BY MARTIN A. LEE ON FEBRUARY 18, 2015 (UPDATED ON FEBRUARY 2, 2019)Updated: February 2, 2019
MISCONCEPTIONS With the growing awareness of CBD as a potential health aid there's also been a proliferation of misconceptions. Find questions and responses to common misinformation.
It doesn’t get you high, but it’s causing quite a buzz among medical scientists and patients. The past year has seen a surge of interest in cannabidiol (CBD), a non-intoxicating cannabis compound with significant therapeutic properties. Numerous commercial start-ups and internet retailers have jumped on the CBDbandwagon, touting CBD derived from hemp as the next big thing, a miracle oil that can shrink tumors, quell seizures, and ease chronic pain—without making people feel “stoned.” But along with a growing awareness of cannabidiol as a potential health aid there has been a proliferation of misconceptions about CBD.
#1 “CBD IS MEDICAL. THC IS RECREATIONAL.”Project CBD receives many inquiries from around the world and oftentimes people say they are seeking “CBD, the medical part” of the plant, “not THC, the recreational part” that gets you high. Actually, THC, “The High Causer,” has awesome therapeutic properties. Scientists at the Scripps Research Center in San Diego reported that THC inhibits an enzyme implicated in the formation of amyloid beta plaque, the hallmark of Alzheimer’s-related dementia. The federal government recognizes single-molecule THC(Marinol) as an anti-nausea compound and appetite booster, deeming it a Schedule III pharmaceutical, a category reserved for drugs with little abuse potential. But whole plant cannabis, which is the only natural source of THC, continues to be classified as a dangerous Schedule I drug with no medical value.
#2 “THC IS THE BAD CANNABINOID. CBD IS THE GOOD CANNABINOID.” The drug warrior’s strategic retreat: Give ground on CBD while continuing to demonize THC. Diehard marijuana prohibitionists are exploiting the good news about CBD to further stigmatize high-THCcannabis, casting tetrahydrocannabinol as the bad cannabinoid, whereas CBD is framed as the good cannabinoid. Why? Because CBD doesn’t make you feel high like THC does. Project CBD categorically rejects this moralistic, reefer madness dichotomy in favor of whole plant cannabis therapeutics. (Read the foundational science paper: A Tale of Two Cannabinoids.)
#3 “CBD IS MOST EFFECTIVE WITHOUT THC.”THC and CBD are the power couple of cannabis compounds—they work best together.

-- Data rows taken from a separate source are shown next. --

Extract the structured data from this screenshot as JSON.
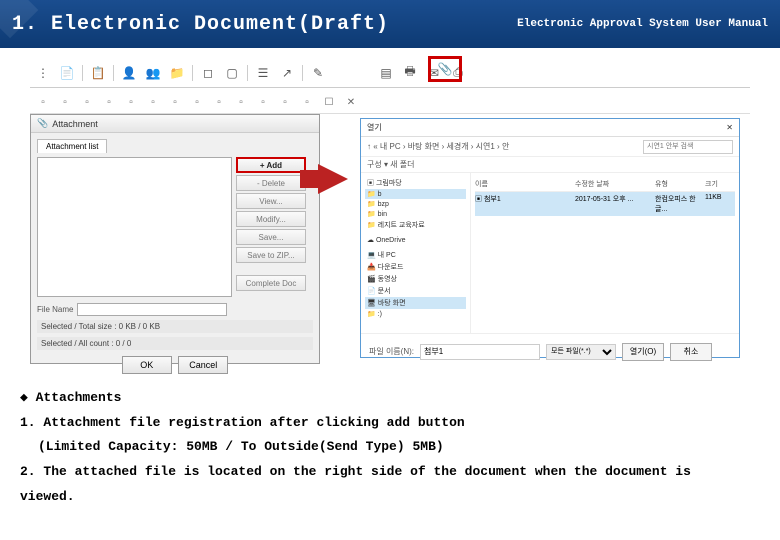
{
  "header": {
    "title": "1. Electronic Document(Draft)",
    "subtitle": "Electronic Approval System User Manual"
  },
  "attach_dialog": {
    "title": "Attachment",
    "tab": "Attachment list",
    "buttons": {
      "add": "+ Add",
      "delete": "- Delete",
      "view": "View...",
      "modify": "Modify...",
      "save": "Save...",
      "zip": "Save to ZIP...",
      "complete": "Complete Doc"
    },
    "file_name_label": "File Name",
    "status1": "Selected / Total size : 0 KB / 0 KB",
    "status2": "Selected / All count : 0 / 0",
    "ok": "OK",
    "cancel": "Cancel"
  },
  "open_dialog": {
    "title": "열기",
    "breadcrumb": "↑ « 내 PC › 바탕 화면 › 세경개 › 시연1 › 안",
    "search_placeholder": "시연1 안부 검색",
    "org_label": "구성 ▾   새 폴더",
    "tree": [
      "▣ 그림마당",
      "📁 b",
      "📁 bzp",
      "📁 bin",
      "📁 레지트 교육자료",
      "☁ OneDrive",
      "💻 내 PC",
      "📥 다운로드",
      "🎬 동영상",
      "📄 문서",
      "🖥 바탕 화면",
      "📁 :)"
    ],
    "columns": {
      "name": "이름",
      "date": "수정한 날짜",
      "type": "유형",
      "size": "크기"
    },
    "file": {
      "name": "▣ 첨부1",
      "date": "2017-05-31 오후 ...",
      "type": "한컴오피스 한글...",
      "size": "11KB"
    },
    "fn_label": "파일 이름(N):",
    "fn_value": "첨부1",
    "filter": "모든 파일(*.*)",
    "open_btn": "열기(O)",
    "cancel_btn": "취소"
  },
  "notes": {
    "heading": "◆ Attachments",
    "line1": "1. Attachment file registration after clicking add button",
    "line1b": "(Limited Capacity: 50MB / To Outside(Send Type) 5MB)",
    "line2": "2. The attached file is located on the right side of the document when the document is",
    "line2b": "viewed."
  }
}
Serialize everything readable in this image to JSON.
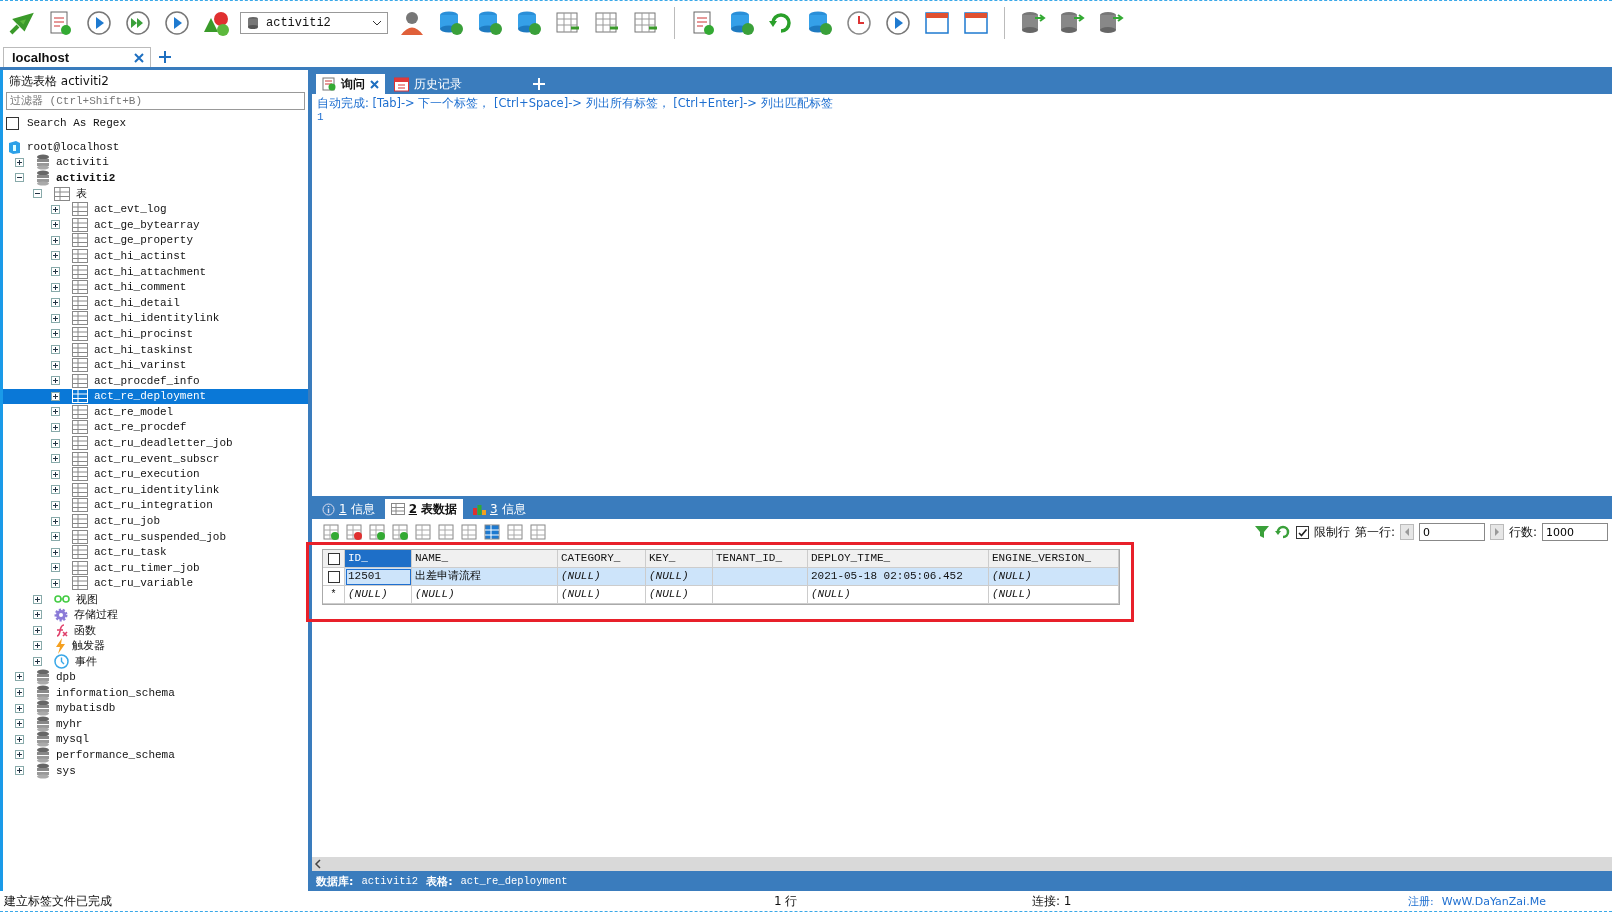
{
  "toolbar": {
    "database_select": "activiti2"
  },
  "connection_tabs": [
    {
      "label": "localhost",
      "selected": true
    }
  ],
  "sidebar": {
    "title": "筛选表格 activiti2",
    "filter": {
      "placeholder": "过滤器 (Ctrl+Shift+B)"
    },
    "regex": {
      "label": "Search As Regex",
      "checked": false
    },
    "tree": [
      {
        "label": "root@localhost",
        "kind": "server",
        "expanded": true,
        "selected": false,
        "children": [
          {
            "label": "activiti",
            "kind": "database",
            "active": false,
            "expanded": false,
            "selected": false
          },
          {
            "label": "activiti2",
            "kind": "database",
            "active": true,
            "expanded": true,
            "selected": false,
            "children": [
              {
                "label": "表",
                "kind": "tables",
                "expanded": true,
                "selected": false,
                "children": [
                  {
                    "label": "act_evt_log",
                    "kind": "table",
                    "expanded": false,
                    "selected": false
                  },
                  {
                    "label": "act_ge_bytearray",
                    "kind": "table",
                    "expanded": false,
                    "selected": false
                  },
                  {
                    "label": "act_ge_property",
                    "kind": "table",
                    "expanded": false,
                    "selected": false
                  },
                  {
                    "label": "act_hi_actinst",
                    "kind": "table",
                    "expanded": false,
                    "selected": false
                  },
                  {
                    "label": "act_hi_attachment",
                    "kind": "table",
                    "expanded": false,
                    "selected": false
                  },
                  {
                    "label": "act_hi_comment",
                    "kind": "table",
                    "expanded": false,
                    "selected": false
                  },
                  {
                    "label": "act_hi_detail",
                    "kind": "table",
                    "expanded": false,
                    "selected": false
                  },
                  {
                    "label": "act_hi_identitylink",
                    "kind": "table",
                    "expanded": false,
                    "selected": false
                  },
                  {
                    "label": "act_hi_procinst",
                    "kind": "table",
                    "expanded": false,
                    "selected": false
                  },
                  {
                    "label": "act_hi_taskinst",
                    "kind": "table",
                    "expanded": false,
                    "selected": false
                  },
                  {
                    "label": "act_hi_varinst",
                    "kind": "table",
                    "expanded": false,
                    "selected": false
                  },
                  {
                    "label": "act_procdef_info",
                    "kind": "table",
                    "expanded": false,
                    "selected": false
                  },
                  {
                    "label": "act_re_deployment",
                    "kind": "table",
                    "expanded": false,
                    "selected": true
                  },
                  {
                    "label": "act_re_model",
                    "kind": "table",
                    "expanded": false,
                    "selected": false
                  },
                  {
                    "label": "act_re_procdef",
                    "kind": "table",
                    "expanded": false,
                    "selected": false
                  },
                  {
                    "label": "act_ru_deadletter_job",
                    "kind": "table",
                    "expanded": false,
                    "selected": false
                  },
                  {
                    "label": "act_ru_event_subscr",
                    "kind": "table",
                    "expanded": false,
                    "selected": false
                  },
                  {
                    "label": "act_ru_execution",
                    "kind": "table",
                    "expanded": false,
                    "selected": false
                  },
                  {
                    "label": "act_ru_identitylink",
                    "kind": "table",
                    "expanded": false,
                    "selected": false
                  },
                  {
                    "label": "act_ru_integration",
                    "kind": "table",
                    "expanded": false,
                    "selected": false
                  },
                  {
                    "label": "act_ru_job",
                    "kind": "table",
                    "expanded": false,
                    "selected": false
                  },
                  {
                    "label": "act_ru_suspended_job",
                    "kind": "table",
                    "expanded": false,
                    "selected": false
                  },
                  {
                    "label": "act_ru_task",
                    "kind": "table",
                    "expanded": false,
                    "selected": false
                  },
                  {
                    "label": "act_ru_timer_job",
                    "kind": "table",
                    "expanded": false,
                    "selected": false
                  },
                  {
                    "label": "act_ru_variable",
                    "kind": "table",
                    "expanded": false,
                    "selected": false
                  }
                ]
              },
              {
                "label": "视图",
                "kind": "view",
                "expanded": false,
                "selected": false
              },
              {
                "label": "存储过程",
                "kind": "procedure",
                "expanded": false,
                "selected": false
              },
              {
                "label": "函数",
                "kind": "function",
                "expanded": false,
                "selected": false
              },
              {
                "label": "触发器",
                "kind": "trigger",
                "expanded": false,
                "selected": false
              },
              {
                "label": "事件",
                "kind": "event",
                "expanded": false,
                "selected": false
              }
            ]
          },
          {
            "label": "dpb",
            "kind": "database",
            "active": false,
            "expanded": false,
            "selected": false
          },
          {
            "label": "information_schema",
            "kind": "database",
            "active": false,
            "expanded": false,
            "selected": false
          },
          {
            "label": "mybatisdb",
            "kind": "database",
            "active": false,
            "expanded": false,
            "selected": false
          },
          {
            "label": "myhr",
            "kind": "database",
            "active": false,
            "expanded": false,
            "selected": false
          },
          {
            "label": "mysql",
            "kind": "database",
            "active": false,
            "expanded": false,
            "selected": false
          },
          {
            "label": "performance_schema",
            "kind": "database",
            "active": false,
            "expanded": false,
            "selected": false
          },
          {
            "label": "sys",
            "kind": "database",
            "active": false,
            "expanded": false,
            "selected": false
          }
        ]
      }
    ]
  },
  "query_tabs": [
    {
      "label": "询问",
      "kind": "query",
      "selected": true
    },
    {
      "label": "历史记录",
      "kind": "history",
      "selected": false
    }
  ],
  "editor": {
    "hint": "自动完成: [Tab]-> 下一个标签， [Ctrl+Space]-> 列出所有标签， [Ctrl+Enter]-> 列出匹配标签",
    "line_numbers": [
      "1"
    ]
  },
  "result_tabs": [
    {
      "number": "1",
      "label": "信息",
      "kind": "info",
      "selected": false
    },
    {
      "number": "2",
      "label": "表数据",
      "kind": "table",
      "selected": true
    },
    {
      "number": "3",
      "label": "信息",
      "kind": "chart",
      "selected": false
    }
  ],
  "grid_toolbar": {
    "limit": {
      "label": "限制行",
      "checked": true
    },
    "first_row": {
      "label": "第一行:",
      "value": "0"
    },
    "row_count": {
      "label": "行数:",
      "value": "1000"
    }
  },
  "grid": {
    "all_checked": false,
    "columns": [
      {
        "label": "ID_",
        "selected": true
      },
      {
        "label": "NAME_",
        "selected": false
      },
      {
        "label": "CATEGORY_",
        "selected": false
      },
      {
        "label": "KEY_",
        "selected": false
      },
      {
        "label": "TENANT_ID_",
        "selected": false
      },
      {
        "label": "DEPLOY_TIME_",
        "selected": false
      },
      {
        "label": "ENGINE_VERSION_",
        "selected": false
      }
    ],
    "rows": [
      {
        "kind": "data",
        "checked": false,
        "selected": true,
        "cells": [
          {
            "text": "12501",
            "null": false
          },
          {
            "text": "出差申请流程",
            "null": false
          },
          {
            "text": "(NULL)",
            "null": true
          },
          {
            "text": "(NULL)",
            "null": true
          },
          {},
          {
            "text": "2021-05-18 02:05:06.452",
            "null": false
          },
          {
            "text": "(NULL)",
            "null": true
          }
        ]
      },
      {
        "kind": "new",
        "marker": "*",
        "selected": false,
        "cells": [
          {
            "text": "(NULL)",
            "null": true
          },
          {
            "text": "(NULL)",
            "null": true
          },
          {
            "text": "(NULL)",
            "null": true
          },
          {
            "text": "(NULL)",
            "null": true
          },
          {},
          {
            "text": "(NULL)",
            "null": true
          },
          {
            "text": "(NULL)",
            "null": true
          }
        ]
      }
    ]
  },
  "info_bar": {
    "database_label": "数据库:",
    "database": "activiti2",
    "table_label": "表格:",
    "table": "act_re_deployment"
  },
  "status_bar": {
    "message": "建立标签文件已完成",
    "rows": "1 行",
    "connections": "连接: 1",
    "register_label": "注册:",
    "register_link": "WwW.DaYanZai.Me"
  }
}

Scientific studies have established that CBD and THC interact synergistically to enhance each other’s therapeutic effects. British researchers have shown that CBD potentiates THC’s anti-inflammatory properties in an animal model of colitis. Scientists at the California Pacific Medical Center in San Francisco determined that a combination of CBD and THC has a more potent anti-tumoral effect than either compound alone when tested on brain cancer and breast cancer cell lines. And extensive clinical research has demonstrated that CBD combined with THC is more beneficial for neuropathic pain than either compound as a single molecule.
#4 “SINGLE-MOLECULE PHARMACEUTICALS ARE SUPERIOR TO ‘CRUDE’ WHOLE PLANT MEDICINALS.” According to the federal government, specific components of the marijuana plant (THC, CBD) have medical value, but the plant itself does not have medical value. Uncle Sam’s single-molecule blinders reflect a cultural and political bias that privileges Big Pharma products. Single-molecule medicine is the predominant corporate way, the FDA-approved way, but it’s not the only way, and it’s not necessarily the optimal way to benefit from cannabis therapeutics. Cannabis contains several hundred compounds, including various flavonoids, aromatic terpenes, and many minor cannabinoids in addition to THC and CBD. Each of these compounds has specific healing attributes, but when combined they create what scientists refer to as a holistic “entourage effect” or “ensemble effect,” so that the therapeutic impact of the whole plant is greater than the sum of its single-molecule parts. The Food and Drug Administration, however, isn’t in the business of approving plants as medicine. (See the scientific evidence.)